Data records:
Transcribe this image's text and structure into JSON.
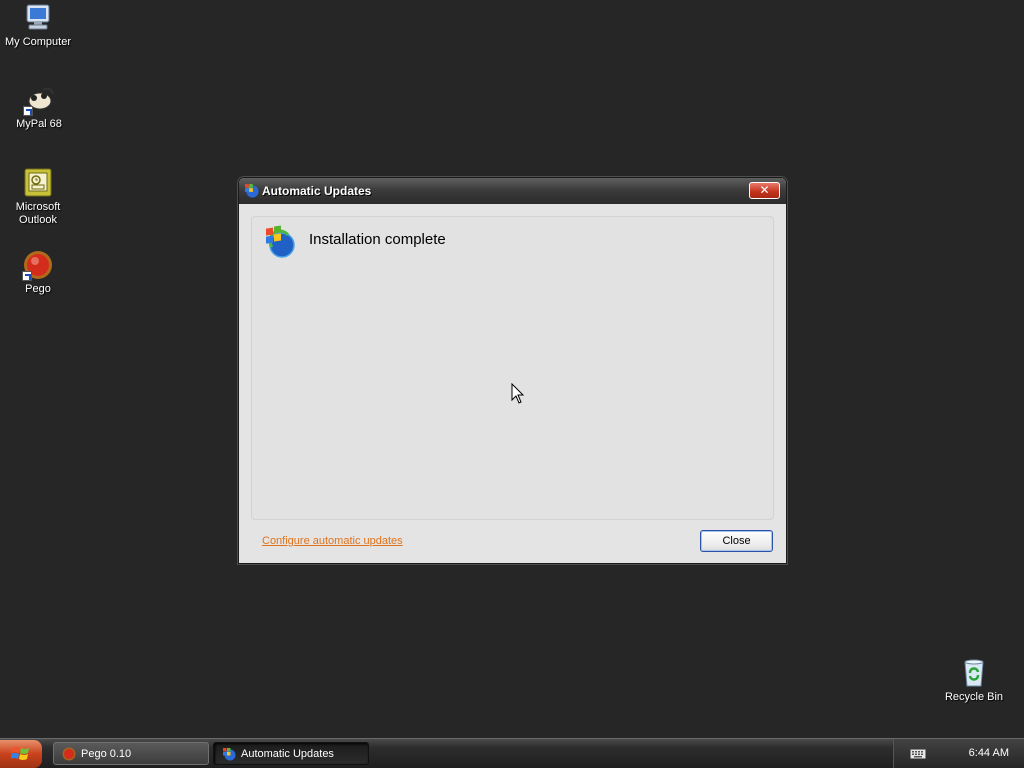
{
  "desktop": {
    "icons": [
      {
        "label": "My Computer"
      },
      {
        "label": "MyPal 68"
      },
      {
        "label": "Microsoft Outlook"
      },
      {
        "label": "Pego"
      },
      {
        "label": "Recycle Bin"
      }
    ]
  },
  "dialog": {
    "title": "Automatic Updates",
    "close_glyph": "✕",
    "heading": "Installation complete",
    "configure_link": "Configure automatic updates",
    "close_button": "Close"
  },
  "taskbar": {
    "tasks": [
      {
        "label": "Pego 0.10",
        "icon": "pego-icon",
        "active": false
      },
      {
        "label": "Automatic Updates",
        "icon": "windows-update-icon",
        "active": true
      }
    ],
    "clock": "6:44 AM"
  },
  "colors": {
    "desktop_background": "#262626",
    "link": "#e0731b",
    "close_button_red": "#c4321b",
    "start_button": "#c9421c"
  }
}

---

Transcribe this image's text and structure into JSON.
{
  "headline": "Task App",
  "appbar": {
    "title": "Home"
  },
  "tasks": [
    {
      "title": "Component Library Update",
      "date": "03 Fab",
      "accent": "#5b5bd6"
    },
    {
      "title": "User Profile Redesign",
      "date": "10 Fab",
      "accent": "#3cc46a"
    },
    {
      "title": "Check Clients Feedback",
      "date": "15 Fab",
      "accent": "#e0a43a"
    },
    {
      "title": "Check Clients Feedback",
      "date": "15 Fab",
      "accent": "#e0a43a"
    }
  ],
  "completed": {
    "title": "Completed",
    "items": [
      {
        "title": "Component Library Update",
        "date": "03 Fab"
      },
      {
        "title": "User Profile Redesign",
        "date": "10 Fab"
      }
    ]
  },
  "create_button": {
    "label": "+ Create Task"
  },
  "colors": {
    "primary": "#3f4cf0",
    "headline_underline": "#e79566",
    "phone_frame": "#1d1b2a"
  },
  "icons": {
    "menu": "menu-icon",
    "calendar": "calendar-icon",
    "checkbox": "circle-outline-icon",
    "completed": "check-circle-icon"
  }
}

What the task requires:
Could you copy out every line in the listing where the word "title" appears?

Solved problem:
    "title": "Automatic Updates",
    "title": "Home"
      "title": "Component Library Update",
      "title": "User Profile Redesign",
      "title": "Check Clients Feedback",
      "title": "Check Clients Feedback",
    "title": "Completed",
        "title": "Component Library Update",
        "title": "User Profile Redesign",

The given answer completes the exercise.